TNAH ’05 also has all of the bells and whistles of a world-class showcase house: a huge master suite, three “regular” bedrooms, a butler’s pantry, a three-car garage, library, computer niche, outdoor kitchen, pool, sauna, entertainment center and more.
As a laboratory home for the industry, The New American Home contains ideas, products and techniques that can be studied and copied by industry professionals and consumers.
For the first time in the history of TNAH, the major participants in the project — the builder (Goehring & Morgan), the architect (Bloodgood Sharp Buster), the interior designer (Saxon & Clark) and the developer (Baldwin Park) — are all members of the same local association — the Home Builders Association of Metro Orlando.
Registered attendees at the 2005 International Builders’ Show can tour the New American Home from Thursday, Jan. 13, through Sunday, Jan. 16, during show hours via free shuttle buses — tickets are required. The buses depart every half hour from the Orange County Convention Center. The show home is 17 miles from the convention center, and the tour takes approximately three hours, including travel time.
Free shuttle bus tickets can be picked up during show hours at the home's booth in Transportation Central in the C Hall Lobby of the West Building.

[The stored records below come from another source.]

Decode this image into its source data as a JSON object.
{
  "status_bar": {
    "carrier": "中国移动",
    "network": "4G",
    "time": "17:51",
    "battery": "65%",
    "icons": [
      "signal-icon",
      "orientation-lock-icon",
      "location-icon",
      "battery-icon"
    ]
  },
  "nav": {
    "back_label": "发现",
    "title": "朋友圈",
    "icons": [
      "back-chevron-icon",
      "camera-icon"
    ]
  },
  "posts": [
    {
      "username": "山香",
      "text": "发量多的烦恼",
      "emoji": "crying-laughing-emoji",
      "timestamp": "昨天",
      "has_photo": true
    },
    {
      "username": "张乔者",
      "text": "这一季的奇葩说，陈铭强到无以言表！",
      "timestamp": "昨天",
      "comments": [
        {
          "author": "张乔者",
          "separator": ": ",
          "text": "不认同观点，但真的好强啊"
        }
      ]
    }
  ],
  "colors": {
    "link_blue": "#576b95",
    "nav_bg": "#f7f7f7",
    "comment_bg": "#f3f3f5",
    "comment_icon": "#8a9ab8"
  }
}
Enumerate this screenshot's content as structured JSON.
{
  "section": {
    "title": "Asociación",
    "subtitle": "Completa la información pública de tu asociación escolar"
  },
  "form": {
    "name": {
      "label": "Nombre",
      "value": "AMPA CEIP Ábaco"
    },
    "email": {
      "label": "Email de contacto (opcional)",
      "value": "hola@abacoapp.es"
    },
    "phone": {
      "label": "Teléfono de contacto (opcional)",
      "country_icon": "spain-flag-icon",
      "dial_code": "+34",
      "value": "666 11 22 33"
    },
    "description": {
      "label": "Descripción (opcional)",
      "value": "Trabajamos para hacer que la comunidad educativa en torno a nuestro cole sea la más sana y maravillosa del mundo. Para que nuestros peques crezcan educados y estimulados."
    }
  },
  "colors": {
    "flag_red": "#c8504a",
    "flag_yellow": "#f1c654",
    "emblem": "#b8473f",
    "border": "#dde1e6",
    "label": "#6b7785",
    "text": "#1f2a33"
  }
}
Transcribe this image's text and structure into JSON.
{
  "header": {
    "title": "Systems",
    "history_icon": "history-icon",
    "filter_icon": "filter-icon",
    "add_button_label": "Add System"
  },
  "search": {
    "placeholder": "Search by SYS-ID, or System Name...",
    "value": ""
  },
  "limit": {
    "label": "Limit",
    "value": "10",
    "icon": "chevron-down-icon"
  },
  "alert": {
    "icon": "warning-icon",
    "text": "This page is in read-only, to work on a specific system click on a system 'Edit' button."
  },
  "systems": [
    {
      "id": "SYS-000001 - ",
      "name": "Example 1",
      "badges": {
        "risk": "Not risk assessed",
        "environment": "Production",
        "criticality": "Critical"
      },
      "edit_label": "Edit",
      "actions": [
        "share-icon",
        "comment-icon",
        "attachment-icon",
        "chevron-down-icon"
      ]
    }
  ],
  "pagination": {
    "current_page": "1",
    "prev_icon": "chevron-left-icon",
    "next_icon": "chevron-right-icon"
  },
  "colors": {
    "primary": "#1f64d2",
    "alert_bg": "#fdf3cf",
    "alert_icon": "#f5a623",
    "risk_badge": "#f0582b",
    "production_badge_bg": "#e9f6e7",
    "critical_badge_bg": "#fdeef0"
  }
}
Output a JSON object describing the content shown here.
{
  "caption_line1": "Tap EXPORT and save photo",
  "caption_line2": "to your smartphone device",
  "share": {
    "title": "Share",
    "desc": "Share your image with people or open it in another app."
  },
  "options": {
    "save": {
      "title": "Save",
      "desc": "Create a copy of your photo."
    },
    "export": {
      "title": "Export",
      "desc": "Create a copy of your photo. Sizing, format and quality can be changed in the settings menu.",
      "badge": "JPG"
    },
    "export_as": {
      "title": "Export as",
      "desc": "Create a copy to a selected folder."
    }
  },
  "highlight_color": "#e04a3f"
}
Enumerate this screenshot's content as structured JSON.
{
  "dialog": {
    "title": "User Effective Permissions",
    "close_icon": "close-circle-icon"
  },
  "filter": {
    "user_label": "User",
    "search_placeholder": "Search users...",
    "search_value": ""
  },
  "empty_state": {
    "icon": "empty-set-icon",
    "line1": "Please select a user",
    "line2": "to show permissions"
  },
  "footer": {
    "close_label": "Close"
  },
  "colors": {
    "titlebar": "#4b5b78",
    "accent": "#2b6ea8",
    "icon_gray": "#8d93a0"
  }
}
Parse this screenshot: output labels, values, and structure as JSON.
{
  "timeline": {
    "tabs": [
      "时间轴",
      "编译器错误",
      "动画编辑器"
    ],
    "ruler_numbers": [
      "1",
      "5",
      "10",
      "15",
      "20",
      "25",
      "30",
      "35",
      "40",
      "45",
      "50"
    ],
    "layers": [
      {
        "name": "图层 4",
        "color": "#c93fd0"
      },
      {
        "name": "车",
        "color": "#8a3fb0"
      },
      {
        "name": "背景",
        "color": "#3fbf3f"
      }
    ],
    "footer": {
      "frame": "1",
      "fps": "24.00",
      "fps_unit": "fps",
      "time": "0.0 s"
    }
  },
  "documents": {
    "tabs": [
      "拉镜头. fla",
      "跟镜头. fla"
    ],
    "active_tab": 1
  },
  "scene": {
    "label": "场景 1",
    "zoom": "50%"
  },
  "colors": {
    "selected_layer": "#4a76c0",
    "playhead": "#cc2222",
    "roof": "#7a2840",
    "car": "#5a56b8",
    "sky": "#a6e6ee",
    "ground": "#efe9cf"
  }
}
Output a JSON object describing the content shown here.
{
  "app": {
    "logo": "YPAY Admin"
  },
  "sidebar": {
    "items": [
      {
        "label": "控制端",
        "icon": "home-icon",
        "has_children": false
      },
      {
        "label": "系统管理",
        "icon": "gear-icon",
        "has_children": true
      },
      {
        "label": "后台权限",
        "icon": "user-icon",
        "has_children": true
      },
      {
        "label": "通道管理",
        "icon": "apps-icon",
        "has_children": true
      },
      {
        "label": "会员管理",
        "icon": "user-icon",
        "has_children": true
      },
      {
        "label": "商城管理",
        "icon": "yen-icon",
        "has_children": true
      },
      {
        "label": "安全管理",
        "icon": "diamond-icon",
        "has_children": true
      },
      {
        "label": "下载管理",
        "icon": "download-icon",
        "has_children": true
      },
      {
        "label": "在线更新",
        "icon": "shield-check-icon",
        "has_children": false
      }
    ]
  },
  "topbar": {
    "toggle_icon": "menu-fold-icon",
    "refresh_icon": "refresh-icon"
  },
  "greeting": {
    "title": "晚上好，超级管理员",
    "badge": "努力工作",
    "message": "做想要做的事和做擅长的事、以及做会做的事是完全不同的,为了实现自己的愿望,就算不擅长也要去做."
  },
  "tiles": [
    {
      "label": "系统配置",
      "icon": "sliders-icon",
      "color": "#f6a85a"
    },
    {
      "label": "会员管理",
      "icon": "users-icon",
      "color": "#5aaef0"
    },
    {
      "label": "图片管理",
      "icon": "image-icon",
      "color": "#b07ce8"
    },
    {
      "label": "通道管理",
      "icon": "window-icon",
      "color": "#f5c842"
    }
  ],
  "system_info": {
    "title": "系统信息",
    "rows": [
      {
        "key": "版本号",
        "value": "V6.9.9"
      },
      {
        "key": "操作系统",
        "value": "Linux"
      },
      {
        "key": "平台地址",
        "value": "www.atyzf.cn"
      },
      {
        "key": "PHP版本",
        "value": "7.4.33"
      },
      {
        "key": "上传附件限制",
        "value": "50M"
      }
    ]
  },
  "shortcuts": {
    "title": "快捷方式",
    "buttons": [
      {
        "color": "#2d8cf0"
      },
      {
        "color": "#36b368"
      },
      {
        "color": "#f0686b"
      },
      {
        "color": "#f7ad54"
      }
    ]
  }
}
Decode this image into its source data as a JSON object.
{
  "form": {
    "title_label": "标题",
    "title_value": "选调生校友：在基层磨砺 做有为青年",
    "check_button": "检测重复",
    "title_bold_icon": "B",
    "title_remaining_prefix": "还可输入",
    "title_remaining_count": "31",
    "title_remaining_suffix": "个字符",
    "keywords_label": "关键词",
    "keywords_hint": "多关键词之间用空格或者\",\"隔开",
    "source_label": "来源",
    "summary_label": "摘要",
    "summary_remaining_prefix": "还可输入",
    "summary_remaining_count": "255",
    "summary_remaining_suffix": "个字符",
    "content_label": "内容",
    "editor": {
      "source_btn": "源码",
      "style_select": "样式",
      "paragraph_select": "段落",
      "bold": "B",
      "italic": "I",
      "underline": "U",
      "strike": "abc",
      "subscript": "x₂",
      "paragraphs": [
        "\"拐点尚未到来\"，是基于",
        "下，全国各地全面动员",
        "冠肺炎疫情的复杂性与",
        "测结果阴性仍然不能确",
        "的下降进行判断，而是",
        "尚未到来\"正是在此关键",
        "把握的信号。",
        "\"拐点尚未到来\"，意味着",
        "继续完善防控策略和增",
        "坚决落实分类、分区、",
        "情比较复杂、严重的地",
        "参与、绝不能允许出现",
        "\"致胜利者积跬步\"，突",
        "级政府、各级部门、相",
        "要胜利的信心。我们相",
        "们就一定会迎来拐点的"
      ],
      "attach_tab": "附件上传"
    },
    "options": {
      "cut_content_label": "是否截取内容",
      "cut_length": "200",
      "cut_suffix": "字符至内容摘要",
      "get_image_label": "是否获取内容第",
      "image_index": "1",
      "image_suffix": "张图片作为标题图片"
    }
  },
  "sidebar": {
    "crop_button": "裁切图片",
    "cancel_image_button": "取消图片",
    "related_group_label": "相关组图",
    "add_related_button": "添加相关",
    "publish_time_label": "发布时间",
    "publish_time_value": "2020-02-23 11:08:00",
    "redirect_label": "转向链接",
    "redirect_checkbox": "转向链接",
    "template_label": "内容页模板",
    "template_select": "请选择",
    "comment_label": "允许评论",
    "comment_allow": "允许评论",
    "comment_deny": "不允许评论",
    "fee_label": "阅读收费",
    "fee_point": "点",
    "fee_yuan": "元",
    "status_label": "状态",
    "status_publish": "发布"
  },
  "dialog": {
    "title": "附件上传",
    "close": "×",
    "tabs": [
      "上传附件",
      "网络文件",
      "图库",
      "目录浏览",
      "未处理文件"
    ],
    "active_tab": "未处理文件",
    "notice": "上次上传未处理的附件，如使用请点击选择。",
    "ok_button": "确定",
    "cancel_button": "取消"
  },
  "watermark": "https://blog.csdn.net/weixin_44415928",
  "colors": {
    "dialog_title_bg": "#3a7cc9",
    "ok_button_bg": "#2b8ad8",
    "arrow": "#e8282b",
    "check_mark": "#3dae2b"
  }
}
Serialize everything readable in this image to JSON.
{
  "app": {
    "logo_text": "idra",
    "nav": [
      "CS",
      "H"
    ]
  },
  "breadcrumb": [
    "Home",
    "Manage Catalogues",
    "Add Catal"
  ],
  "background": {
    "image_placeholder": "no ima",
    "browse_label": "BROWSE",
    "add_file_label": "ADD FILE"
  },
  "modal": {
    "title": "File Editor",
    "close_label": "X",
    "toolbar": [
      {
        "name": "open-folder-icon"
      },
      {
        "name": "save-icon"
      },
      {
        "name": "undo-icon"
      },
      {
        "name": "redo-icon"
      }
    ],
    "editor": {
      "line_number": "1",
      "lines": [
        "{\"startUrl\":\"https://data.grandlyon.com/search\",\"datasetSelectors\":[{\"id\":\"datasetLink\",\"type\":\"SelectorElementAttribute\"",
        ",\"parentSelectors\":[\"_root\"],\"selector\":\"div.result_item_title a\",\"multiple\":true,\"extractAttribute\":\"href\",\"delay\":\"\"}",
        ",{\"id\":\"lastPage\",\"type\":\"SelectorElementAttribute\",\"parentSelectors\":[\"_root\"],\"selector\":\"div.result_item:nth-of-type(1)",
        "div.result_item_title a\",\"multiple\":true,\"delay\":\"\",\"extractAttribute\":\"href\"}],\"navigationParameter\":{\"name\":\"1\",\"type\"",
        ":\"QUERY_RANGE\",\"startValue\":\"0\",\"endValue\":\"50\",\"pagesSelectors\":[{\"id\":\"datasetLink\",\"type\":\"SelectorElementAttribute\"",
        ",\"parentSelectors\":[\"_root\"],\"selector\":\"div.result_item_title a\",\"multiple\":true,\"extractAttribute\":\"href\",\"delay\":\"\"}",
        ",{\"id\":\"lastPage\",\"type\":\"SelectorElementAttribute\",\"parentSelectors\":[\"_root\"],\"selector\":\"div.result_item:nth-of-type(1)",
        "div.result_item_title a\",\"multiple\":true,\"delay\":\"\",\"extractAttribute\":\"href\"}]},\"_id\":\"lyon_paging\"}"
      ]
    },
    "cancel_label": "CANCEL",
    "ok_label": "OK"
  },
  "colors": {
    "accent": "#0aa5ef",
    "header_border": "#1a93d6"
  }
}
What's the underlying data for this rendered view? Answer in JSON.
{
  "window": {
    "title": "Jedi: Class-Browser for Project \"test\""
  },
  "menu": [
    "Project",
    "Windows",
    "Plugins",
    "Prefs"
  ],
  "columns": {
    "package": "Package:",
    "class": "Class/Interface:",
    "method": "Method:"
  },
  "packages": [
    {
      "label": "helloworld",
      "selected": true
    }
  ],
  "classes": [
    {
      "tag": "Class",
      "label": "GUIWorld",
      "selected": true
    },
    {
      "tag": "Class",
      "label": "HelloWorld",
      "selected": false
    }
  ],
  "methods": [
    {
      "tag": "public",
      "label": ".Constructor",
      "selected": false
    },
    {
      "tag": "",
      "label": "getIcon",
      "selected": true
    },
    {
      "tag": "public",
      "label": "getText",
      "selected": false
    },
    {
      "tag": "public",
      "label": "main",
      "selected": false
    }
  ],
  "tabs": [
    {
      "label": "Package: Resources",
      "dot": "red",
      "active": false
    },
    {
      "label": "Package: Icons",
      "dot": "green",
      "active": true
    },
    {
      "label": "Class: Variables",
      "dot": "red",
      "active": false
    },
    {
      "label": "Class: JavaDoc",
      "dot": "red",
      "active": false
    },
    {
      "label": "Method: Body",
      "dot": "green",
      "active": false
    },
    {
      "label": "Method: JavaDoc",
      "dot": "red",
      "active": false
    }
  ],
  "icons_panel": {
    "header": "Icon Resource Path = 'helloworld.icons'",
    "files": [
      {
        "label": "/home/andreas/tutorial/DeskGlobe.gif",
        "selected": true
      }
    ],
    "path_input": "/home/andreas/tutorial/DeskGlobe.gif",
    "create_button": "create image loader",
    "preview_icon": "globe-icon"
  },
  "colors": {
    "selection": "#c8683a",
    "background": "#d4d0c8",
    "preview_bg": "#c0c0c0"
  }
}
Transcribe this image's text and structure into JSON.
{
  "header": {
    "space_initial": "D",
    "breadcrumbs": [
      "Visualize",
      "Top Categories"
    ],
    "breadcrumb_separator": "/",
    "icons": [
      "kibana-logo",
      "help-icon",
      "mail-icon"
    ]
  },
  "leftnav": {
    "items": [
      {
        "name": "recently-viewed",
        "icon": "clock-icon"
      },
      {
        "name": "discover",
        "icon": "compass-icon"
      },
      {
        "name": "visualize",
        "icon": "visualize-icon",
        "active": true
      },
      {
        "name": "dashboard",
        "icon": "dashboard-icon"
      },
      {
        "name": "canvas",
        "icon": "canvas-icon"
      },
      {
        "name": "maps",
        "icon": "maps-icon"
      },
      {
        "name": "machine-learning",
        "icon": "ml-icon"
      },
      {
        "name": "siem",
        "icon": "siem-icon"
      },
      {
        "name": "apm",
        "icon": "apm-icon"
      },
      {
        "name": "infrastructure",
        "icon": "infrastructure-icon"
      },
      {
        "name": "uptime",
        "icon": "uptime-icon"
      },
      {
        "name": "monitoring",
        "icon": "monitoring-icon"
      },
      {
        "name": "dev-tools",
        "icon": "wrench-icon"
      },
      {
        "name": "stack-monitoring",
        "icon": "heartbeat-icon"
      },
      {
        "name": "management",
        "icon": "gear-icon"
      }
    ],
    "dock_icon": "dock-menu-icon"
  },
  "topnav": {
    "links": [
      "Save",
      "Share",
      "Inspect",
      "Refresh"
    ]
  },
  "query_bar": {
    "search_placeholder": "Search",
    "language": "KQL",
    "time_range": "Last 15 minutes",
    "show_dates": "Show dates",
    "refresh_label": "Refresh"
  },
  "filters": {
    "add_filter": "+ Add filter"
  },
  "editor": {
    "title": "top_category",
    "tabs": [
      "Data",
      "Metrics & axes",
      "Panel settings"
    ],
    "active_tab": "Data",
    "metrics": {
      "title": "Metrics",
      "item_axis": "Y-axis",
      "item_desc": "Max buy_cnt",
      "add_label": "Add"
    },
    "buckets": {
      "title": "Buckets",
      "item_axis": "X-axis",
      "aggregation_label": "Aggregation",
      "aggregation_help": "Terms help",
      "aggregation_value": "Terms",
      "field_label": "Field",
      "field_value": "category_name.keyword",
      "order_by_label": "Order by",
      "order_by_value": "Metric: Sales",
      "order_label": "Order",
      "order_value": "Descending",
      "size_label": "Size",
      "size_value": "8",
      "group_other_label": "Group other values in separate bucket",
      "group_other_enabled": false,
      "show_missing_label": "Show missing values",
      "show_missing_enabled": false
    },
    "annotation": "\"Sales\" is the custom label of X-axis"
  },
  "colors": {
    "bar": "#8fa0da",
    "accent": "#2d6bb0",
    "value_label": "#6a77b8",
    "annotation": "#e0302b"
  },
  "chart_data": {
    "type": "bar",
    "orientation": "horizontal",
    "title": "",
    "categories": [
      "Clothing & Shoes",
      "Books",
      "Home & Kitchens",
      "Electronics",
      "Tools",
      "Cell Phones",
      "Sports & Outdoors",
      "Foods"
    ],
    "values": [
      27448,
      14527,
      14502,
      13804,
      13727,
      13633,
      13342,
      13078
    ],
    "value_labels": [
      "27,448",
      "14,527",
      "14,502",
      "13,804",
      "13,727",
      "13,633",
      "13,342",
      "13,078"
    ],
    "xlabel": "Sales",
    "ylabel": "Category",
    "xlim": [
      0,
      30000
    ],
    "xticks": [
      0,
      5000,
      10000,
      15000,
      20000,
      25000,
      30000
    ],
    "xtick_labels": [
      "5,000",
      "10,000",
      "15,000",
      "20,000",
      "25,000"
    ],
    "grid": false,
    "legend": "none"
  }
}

For more information, contact Tucker Bernard, NCHI senior director, at 800-368-5242 x8519.